33 Financial Plan Solvency evaluates changes in net worth growth in your retirement account Profitability monitor earnings ability to generate income Liquidity estimates cash flow and debt repayment ability paying the bills when due
34 Financial Plan The tools used to communicate a business s financial situation are: Balance sheet - solvency Income statement - profitability Cash flow plan liquidity
35 Financial Plan A written description of the strengths of these three measurements of your financial projections should also be included. Also describe the assumptions you used to make your financial projections.
36 Asset Management Your financial plan should also describe how you acquire and manage capital assets - purchase, lease, or custom hire. How efficiently are assets being used?
37 Benchmarks Benchmarking is increasingly important. Benchmarking lets you compare your business performance to similar businesses. It gives you and those reviewing your plan a perspective on how well your business is doing or is projected to do relative to similar businesses. If you have access to benchmarking data, include benchmarking comparisons that you consider most relevant for your type of farm. For example, you might include rate of return on investments, feed cost per hundredweight of milk, or net return per acre.
38 Capital Required The final part of your financial plan should describe how much money you need to implement your business plan. Describe the sources of your financing.

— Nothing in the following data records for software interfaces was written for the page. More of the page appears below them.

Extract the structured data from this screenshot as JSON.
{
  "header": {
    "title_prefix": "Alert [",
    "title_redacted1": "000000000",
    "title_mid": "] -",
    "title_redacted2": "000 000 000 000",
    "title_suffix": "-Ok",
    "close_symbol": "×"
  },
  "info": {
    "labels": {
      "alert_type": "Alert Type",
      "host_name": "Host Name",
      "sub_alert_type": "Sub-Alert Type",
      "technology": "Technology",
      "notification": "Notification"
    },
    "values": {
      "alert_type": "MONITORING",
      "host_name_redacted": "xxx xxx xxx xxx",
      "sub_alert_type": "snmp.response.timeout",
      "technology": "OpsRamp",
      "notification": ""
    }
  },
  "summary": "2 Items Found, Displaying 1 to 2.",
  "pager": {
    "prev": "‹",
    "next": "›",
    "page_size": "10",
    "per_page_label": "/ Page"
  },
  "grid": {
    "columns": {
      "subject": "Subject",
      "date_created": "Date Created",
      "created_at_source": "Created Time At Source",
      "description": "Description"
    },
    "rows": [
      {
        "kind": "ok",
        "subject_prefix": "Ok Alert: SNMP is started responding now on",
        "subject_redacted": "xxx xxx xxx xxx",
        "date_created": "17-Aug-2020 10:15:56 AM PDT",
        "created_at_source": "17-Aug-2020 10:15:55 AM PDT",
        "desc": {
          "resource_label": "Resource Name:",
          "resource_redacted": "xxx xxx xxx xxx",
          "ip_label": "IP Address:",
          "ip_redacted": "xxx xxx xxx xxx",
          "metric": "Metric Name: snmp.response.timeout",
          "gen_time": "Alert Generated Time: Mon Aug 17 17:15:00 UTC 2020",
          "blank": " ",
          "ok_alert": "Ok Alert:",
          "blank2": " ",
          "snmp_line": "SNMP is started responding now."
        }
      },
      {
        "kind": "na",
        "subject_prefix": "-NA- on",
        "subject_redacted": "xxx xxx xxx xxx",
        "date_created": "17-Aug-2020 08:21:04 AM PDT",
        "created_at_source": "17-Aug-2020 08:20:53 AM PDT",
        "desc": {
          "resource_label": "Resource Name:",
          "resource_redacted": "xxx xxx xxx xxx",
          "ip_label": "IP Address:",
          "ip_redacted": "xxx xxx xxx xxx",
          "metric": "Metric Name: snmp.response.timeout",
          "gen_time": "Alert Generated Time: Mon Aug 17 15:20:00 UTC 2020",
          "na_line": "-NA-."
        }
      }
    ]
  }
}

Present your financing request if you have one.
39 Business Plan Information to organize: Farm description (history and current situation) Values, goals, mission Strategy summaries Financial analyses, tax returns Implementation plan Contingency statement Historical tax returns Resources
40 Business Planning The executive summary is typically the last section written. It summarizes all the work you have put into developing your plan.
41 Business Planning When writing the plan, remember: Only use the sections needed Make it concise and to the point If you want someone to read it, remember their time is valuable Don t include graphics without substance Always prepare an executive summary Communicate clearly
42 Business Planning Additional writing/organization tips: Don t use technical language or jargon Make sure presentation is professional presentation (typed, proofed)
43 Business Planning Take-home ideas: Talk to others, ask questions Study your markets Be honest with yourself when evaluating ideas Reject a strategy if it doesn t make money on paper Ask for feedback from family, team members Get started!
44 Business Planning Lastly, remember that a business plan should be used: Distribute copies to those involved in business Review plan periodically Monitor progress, meet with planning team Keep records Compare actual outcomes to projected outcomes Make changes to plan as needed
45 Tool AgPlan Interpreting Financial Statements and Measures
46 Please fill in evaluation. Thank You Warren Schauer MSU Extension Business Management Educator